AIM OF THE EXERCISE = Restate word for word every entry that appears below, skipping its pictures.

[Page and application data records]
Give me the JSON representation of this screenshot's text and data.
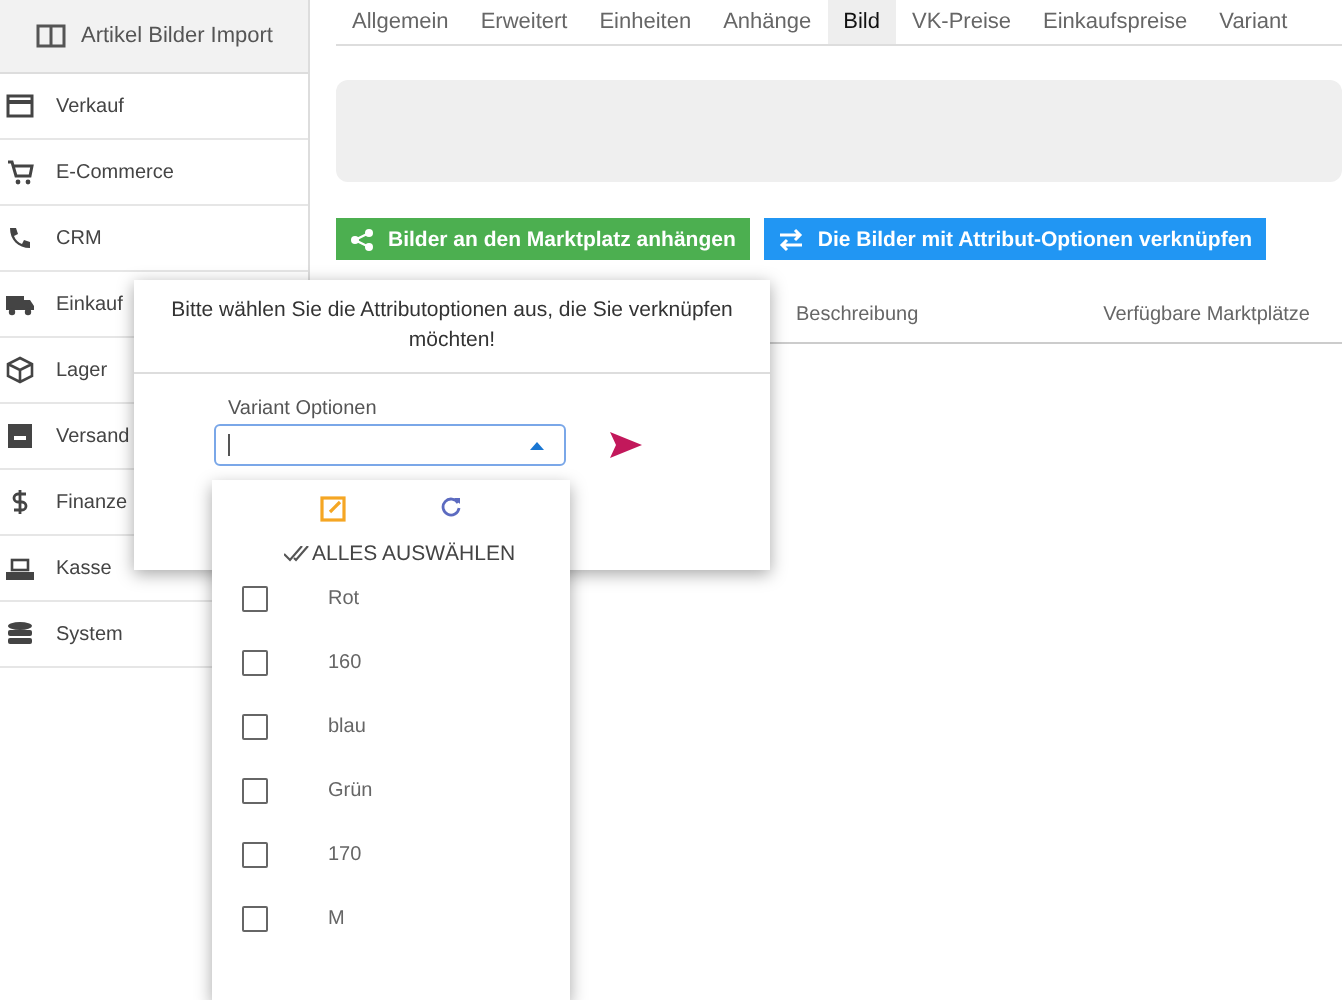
{
  "sidebar": {
    "header": "Artikel Bilder Import",
    "items": [
      {
        "label": "Verkauf"
      },
      {
        "label": "E-Commerce"
      },
      {
        "label": "CRM"
      },
      {
        "label": "Einkauf"
      },
      {
        "label": "Lager"
      },
      {
        "label": "Versand"
      },
      {
        "label": "Finanze"
      },
      {
        "label": "Kasse"
      },
      {
        "label": "System"
      }
    ]
  },
  "tabs": [
    {
      "label": "Allgemein",
      "selected": false
    },
    {
      "label": "Erweitert",
      "selected": false
    },
    {
      "label": "Einheiten",
      "selected": false
    },
    {
      "label": "Anhänge",
      "selected": false
    },
    {
      "label": "Bild",
      "selected": true
    },
    {
      "label": "VK-Preise",
      "selected": false
    },
    {
      "label": "Einkaufspreise",
      "selected": false
    },
    {
      "label": "Variant",
      "selected": false
    }
  ],
  "buttons": [
    {
      "label": "Bilder an den Marktplatz anhängen",
      "kind": "share",
      "color": "#4caf50"
    },
    {
      "label": "Die Bilder mit Attribut-Optionen verknüpfen",
      "kind": "swap",
      "color": "#2196f3"
    }
  ],
  "table": {
    "columns": [
      "Beschreibung",
      "Verfügbare Marktplätze"
    ]
  },
  "dialog": {
    "message": "Bitte wählen Sie die Attributoptionen aus, die Sie verknüpfen möchten!",
    "field_label": "Variant Optionen",
    "select_all": "ALLES AUSWÄHLEN",
    "options": [
      {
        "label": "Rot",
        "checked": false
      },
      {
        "label": "160",
        "checked": false
      },
      {
        "label": "blau",
        "checked": false
      },
      {
        "label": "Grün",
        "checked": false
      },
      {
        "label": "170",
        "checked": false
      },
      {
        "label": "M",
        "checked": false
      }
    ]
  }
}
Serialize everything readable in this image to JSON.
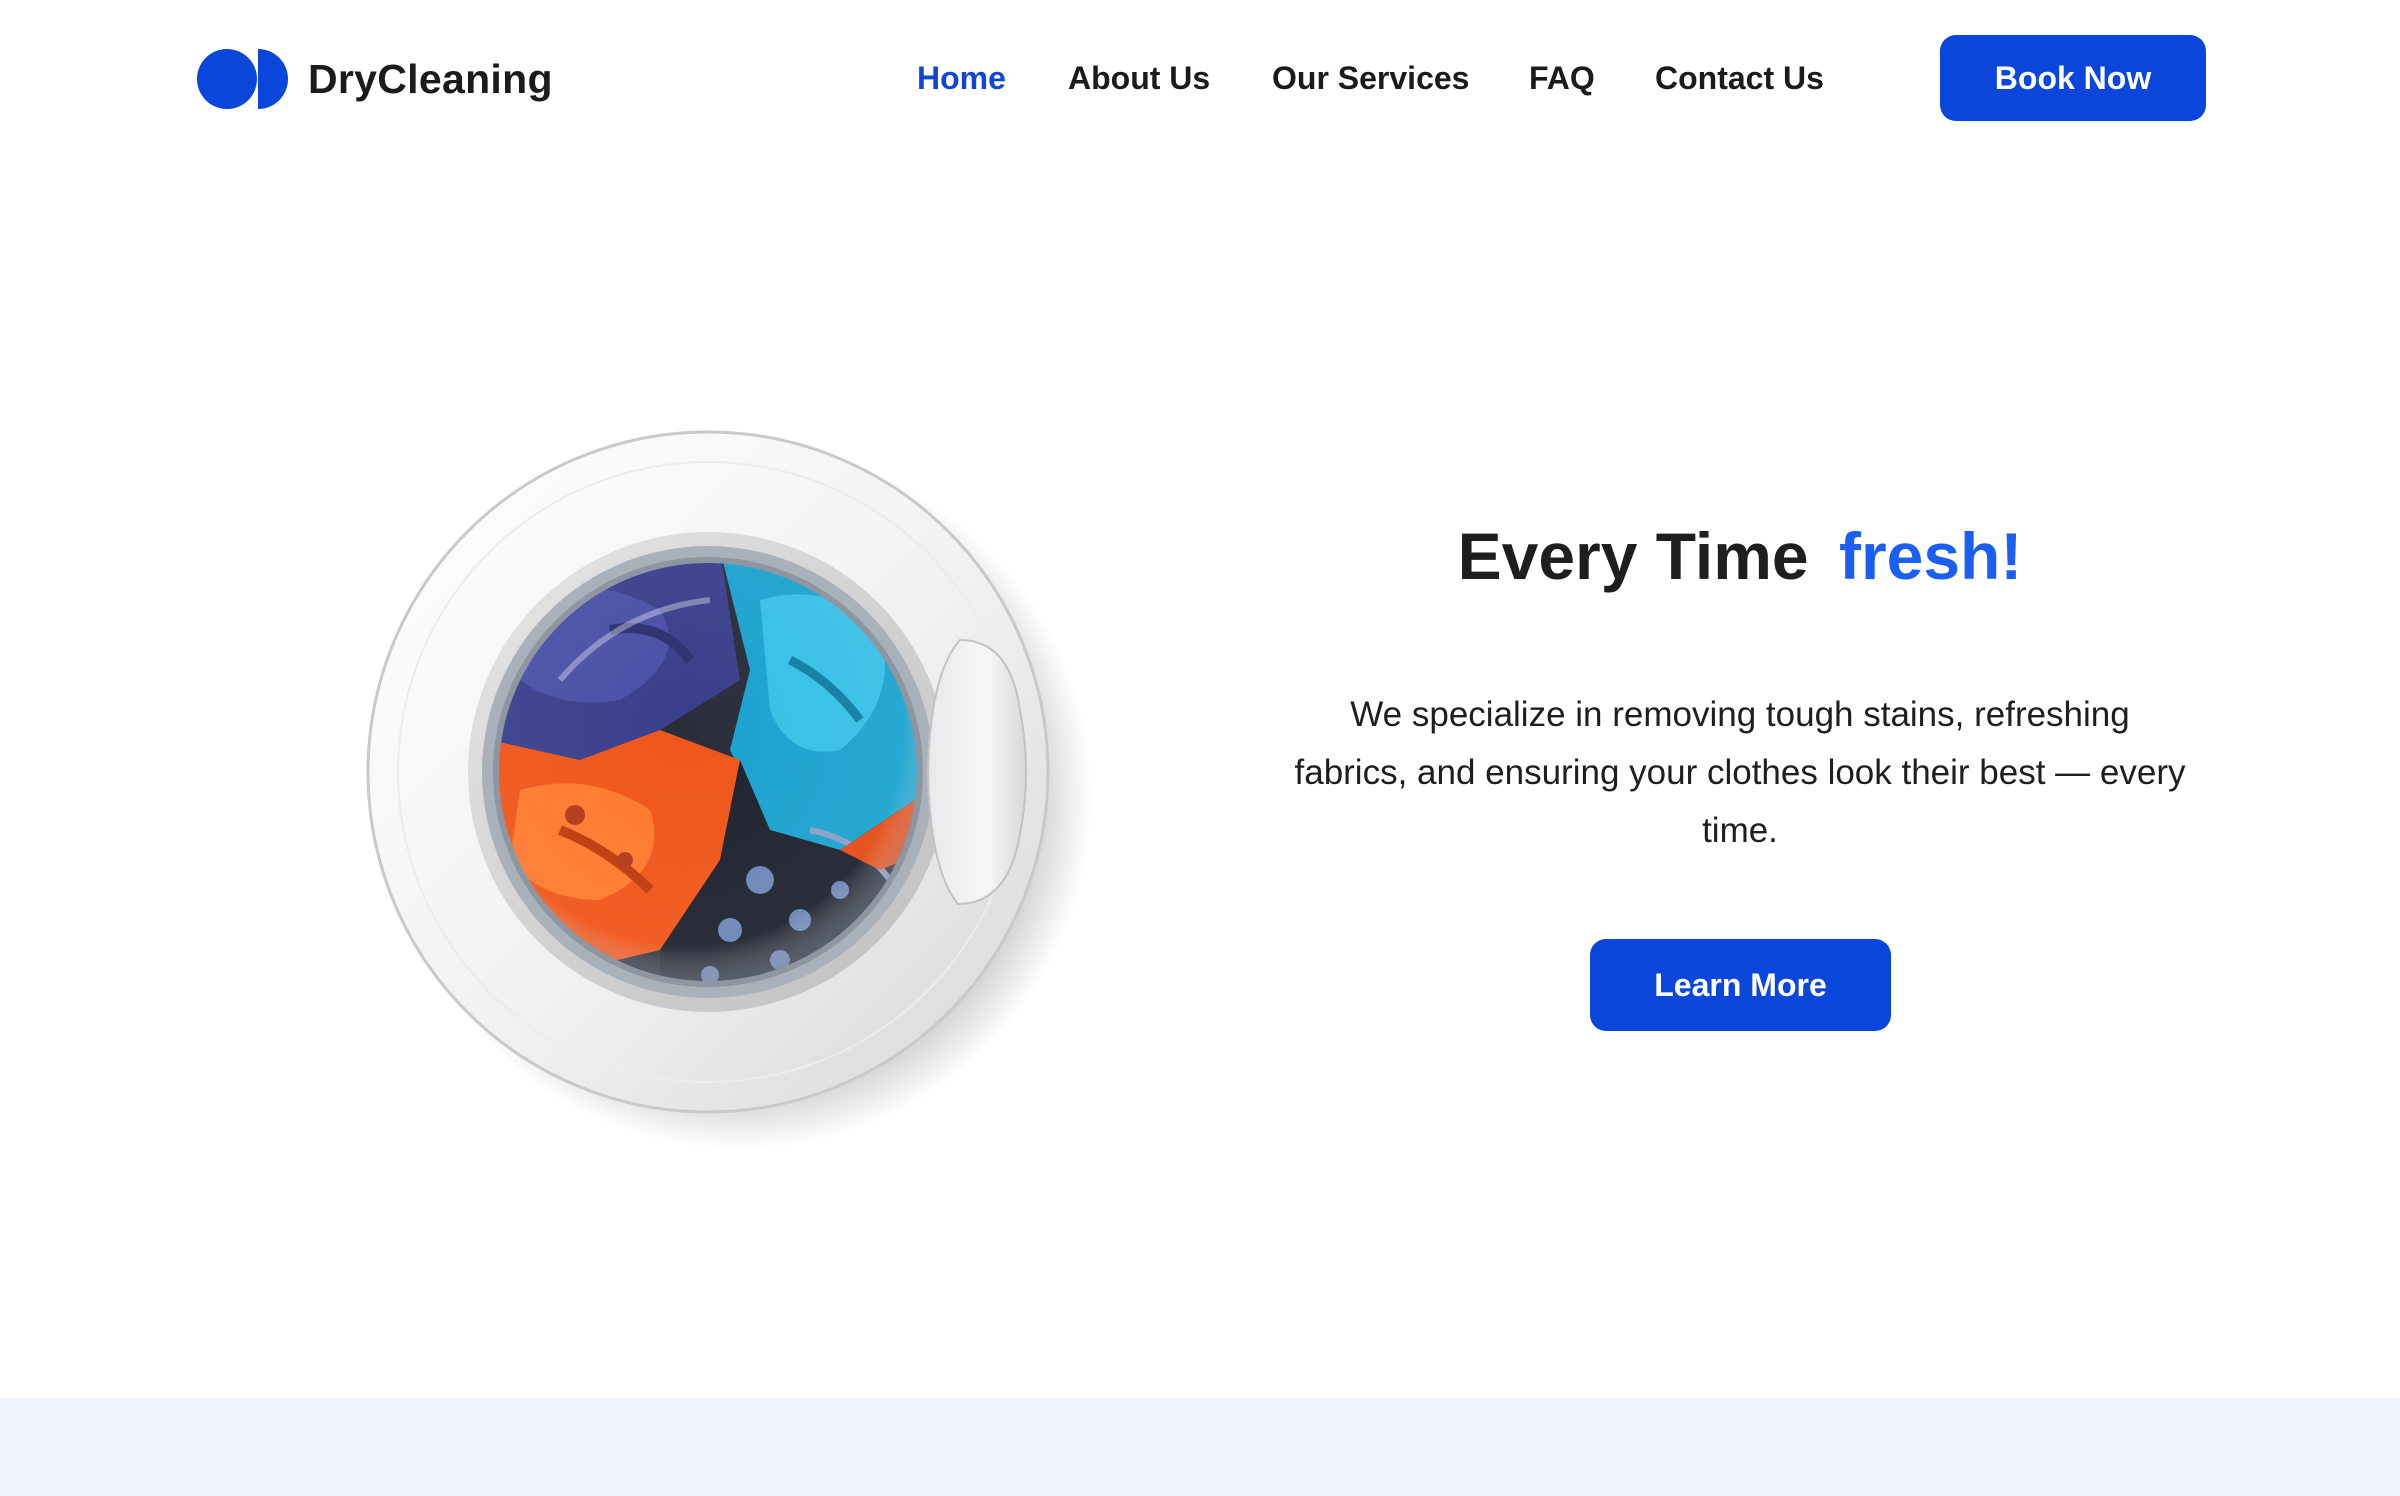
{
  "brand": {
    "name": "DryCleaning",
    "accent_color": "#0a46dc"
  },
  "nav": {
    "items": [
      {
        "label": "Home",
        "active": true
      },
      {
        "label": "About Us",
        "active": false
      },
      {
        "label": "Our Services",
        "active": false
      },
      {
        "label": "FAQ",
        "active": false
      },
      {
        "label": "Contact Us",
        "active": false
      }
    ],
    "cta_label": "Book Now"
  },
  "hero": {
    "title_main": "Every Time",
    "title_accent": "fresh!",
    "title_accent_color": "#1a5ff0",
    "body": "We specialize in removing tough stains, refreshing fabrics, and ensuring your clothes look their best — every time.",
    "cta_label": "Learn More",
    "image_icon": "washing-machine-door-icon"
  },
  "colors": {
    "nav_active": "#1145d6",
    "button_bg": "#0a46dc",
    "bottom_band": "#eff3fb"
  }
}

TASK ANSWER =
Give me the JSON representation of this screenshot's text and data.
{
  "sidebar": {
    "header": "Artikel Bilder Import",
    "items": [
      {
        "label": "Verkauf"
      },
      {
        "label": "E-Commerce"
      },
      {
        "label": "CRM"
      },
      {
        "label": "Einkauf"
      },
      {
        "label": "Lager"
      },
      {
        "label": "Versand"
      },
      {
        "label": "Finanze"
      },
      {
        "label": "Kasse"
      },
      {
        "label": "System"
      }
    ]
  },
  "tabs": [
    {
      "label": "Allgemein",
      "selected": false
    },
    {
      "label": "Erweitert",
      "selected": false
    },
    {
      "label": "Einheiten",
      "selected": false
    },
    {
      "label": "Anhänge",
      "selected": false
    },
    {
      "label": "Bild",
      "selected": true
    },
    {
      "label": "VK-Preise",
      "selected": false
    },
    {
      "label": "Einkaufspreise",
      "selected": false
    },
    {
      "label": "Variant",
      "selected": false
    }
  ],
  "buttons": [
    {
      "label": "Bilder an den Marktplatz anhängen",
      "kind": "share",
      "color": "#4caf50"
    },
    {
      "label": "Die Bilder mit Attribut-Optionen verknüpfen",
      "kind": "swap",
      "color": "#2196f3"
    }
  ],
  "table": {
    "columns": [
      "Beschreibung",
      "Verfügbare Marktplätze"
    ]
  },
  "dialog": {
    "message": "Bitte wählen Sie die Attributoptionen aus, die Sie verknüpfen möchten!",
    "field_label": "Variant Optionen",
    "select_all": "ALLES AUSWÄHLEN",
    "options": [
      {
        "label": "Rot",
        "checked": false
      },
      {
        "label": "160",
        "checked": false
      },
      {
        "label": "blau",
        "checked": false
      },
      {
        "label": "Grün",
        "checked": false
      },
      {
        "label": "170",
        "checked": false
      },
      {
        "label": "M",
        "checked": false
      }
    ]
  }
}
Serialize everything readable in this image to JSON.
{
  "brand": {
    "name": "DryCleaning",
    "accent_color": "#0a46dc"
  },
  "nav": {
    "items": [
      {
        "label": "Home",
        "active": true
      },
      {
        "label": "About Us",
        "active": false
      },
      {
        "label": "Our Services",
        "active": false
      },
      {
        "label": "FAQ",
        "active": false
      },
      {
        "label": "Contact Us",
        "active": false
      }
    ],
    "cta_label": "Book Now"
  },
  "hero": {
    "title_main": "Every Time",
    "title_accent": "fresh!",
    "title_accent_color": "#1a5ff0",
    "body": "We specialize in removing tough stains, refreshing fabrics, and ensuring your clothes look their best — every time.",
    "cta_label": "Learn More",
    "image_icon": "washing-machine-door-icon"
  },
  "colors": {
    "nav_active": "#1145d6",
    "button_bg": "#0a46dc",
    "bottom_band": "#eff3fb"
  }
}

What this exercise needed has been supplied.